**Aim of the exercise**
The records, repeated exactly and in full, are the expected answer.

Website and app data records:

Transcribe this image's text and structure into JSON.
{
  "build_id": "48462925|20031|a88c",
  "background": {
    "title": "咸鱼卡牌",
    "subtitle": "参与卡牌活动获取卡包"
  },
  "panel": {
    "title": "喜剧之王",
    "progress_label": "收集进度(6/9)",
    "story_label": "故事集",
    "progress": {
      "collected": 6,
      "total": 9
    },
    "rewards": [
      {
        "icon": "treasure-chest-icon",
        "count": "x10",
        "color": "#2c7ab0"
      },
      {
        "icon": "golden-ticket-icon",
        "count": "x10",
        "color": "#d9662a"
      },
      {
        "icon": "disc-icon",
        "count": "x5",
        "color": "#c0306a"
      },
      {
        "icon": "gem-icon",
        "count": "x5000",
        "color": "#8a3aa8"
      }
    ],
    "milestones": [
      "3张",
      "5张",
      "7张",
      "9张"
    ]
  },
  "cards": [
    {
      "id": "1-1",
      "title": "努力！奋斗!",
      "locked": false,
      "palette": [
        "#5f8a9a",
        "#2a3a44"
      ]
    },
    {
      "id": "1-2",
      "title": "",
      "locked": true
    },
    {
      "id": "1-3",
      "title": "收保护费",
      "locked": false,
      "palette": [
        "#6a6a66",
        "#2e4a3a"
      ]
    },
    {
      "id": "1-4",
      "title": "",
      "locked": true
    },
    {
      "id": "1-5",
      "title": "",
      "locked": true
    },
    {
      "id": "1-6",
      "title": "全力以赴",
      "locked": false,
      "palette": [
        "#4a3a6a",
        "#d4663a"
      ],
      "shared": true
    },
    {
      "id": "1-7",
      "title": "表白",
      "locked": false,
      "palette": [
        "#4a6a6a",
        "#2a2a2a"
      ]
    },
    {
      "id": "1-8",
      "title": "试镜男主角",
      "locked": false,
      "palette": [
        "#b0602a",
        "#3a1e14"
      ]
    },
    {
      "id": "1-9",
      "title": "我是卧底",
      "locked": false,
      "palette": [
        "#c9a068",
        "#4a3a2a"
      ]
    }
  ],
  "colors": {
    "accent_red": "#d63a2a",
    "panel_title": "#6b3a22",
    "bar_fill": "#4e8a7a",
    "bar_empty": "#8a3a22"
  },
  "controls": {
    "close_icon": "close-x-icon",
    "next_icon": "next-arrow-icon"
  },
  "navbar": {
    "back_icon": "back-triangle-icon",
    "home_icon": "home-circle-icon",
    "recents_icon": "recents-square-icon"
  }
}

**Written answer**
Transcribe this image's text and structure into JSON.
{
  "build_id": "48462925|20031|a88c",
  "background": {
    "title": "咸鱼卡牌",
    "subtitle": "参与卡牌活动获取卡包"
  },
  "panel": {
    "title": "喜剧之王",
    "progress_label": "收集进度(6/9)",
    "story_label": "故事集",
    "progress": {
      "collected": 6,
      "total": 9
    },
    "rewards": [
      {
        "icon": "treasure-chest-icon",
        "count": "x10",
        "color": "#2c7ab0"
      },
      {
        "icon": "golden-ticket-icon",
        "count": "x10",
        "color": "#d9662a"
      },
      {
        "icon": "disc-icon",
        "count": "x5",
        "color": "#c0306a"
      },
      {
        "icon": "gem-icon",
        "count": "x5000",
        "color": "#8a3aa8"
      }
    ],
    "milestones": [
      "3张",
      "5张",
      "7张",
      "9张"
    ]
  },
  "cards": [
    {
      "id": "1-1",
      "title": "努力！奋斗!",
      "locked": false,
      "palette": [
        "#5f8a9a",
        "#2a3a44"
      ]
    },
    {
      "id": "1-2",
      "title": "",
      "locked": true
    },
    {
      "id": "1-3",
      "title": "收保护费",
      "locked": false,
      "palette": [
        "#6a6a66",
        "#2e4a3a"
      ]
    },
    {
      "id": "1-4",
      "title": "",
      "locked": true
    },
    {
      "id": "1-5",
      "title": "",
      "locked": true
    },
    {
      "id": "1-6",
      "title": "全力以赴",
      "locked": false,
      "palette": [
        "#4a3a6a",
        "#d4663a"
      ],
      "shared": true
    },
    {
      "id": "1-7",
      "title": "表白",
      "locked": false,
      "palette": [
        "#4a6a6a",
        "#2a2a2a"
      ]
    },
    {
      "id": "1-8",
      "title": "试镜男主角",
      "locked": false,
      "palette": [
        "#b0602a",
        "#3a1e14"
      ]
    },
    {
      "id": "1-9",
      "title": "我是卧底",
      "locked": false,
      "palette": [
        "#c9a068",
        "#4a3a2a"
      ]
    }
  ],
  "colors": {
    "accent_red": "#d63a2a",
    "panel_title": "#6b3a22",
    "bar_fill": "#4e8a7a",
    "bar_empty": "#8a3a22"
  },
  "controls": {
    "close_icon": "close-x-icon",
    "next_icon": "next-arrow-icon"
  },
  "navbar": {
    "back_icon": "back-triangle-icon",
    "home_icon": "home-circle-icon",
    "recents_icon": "recents-square-icon"
  }
}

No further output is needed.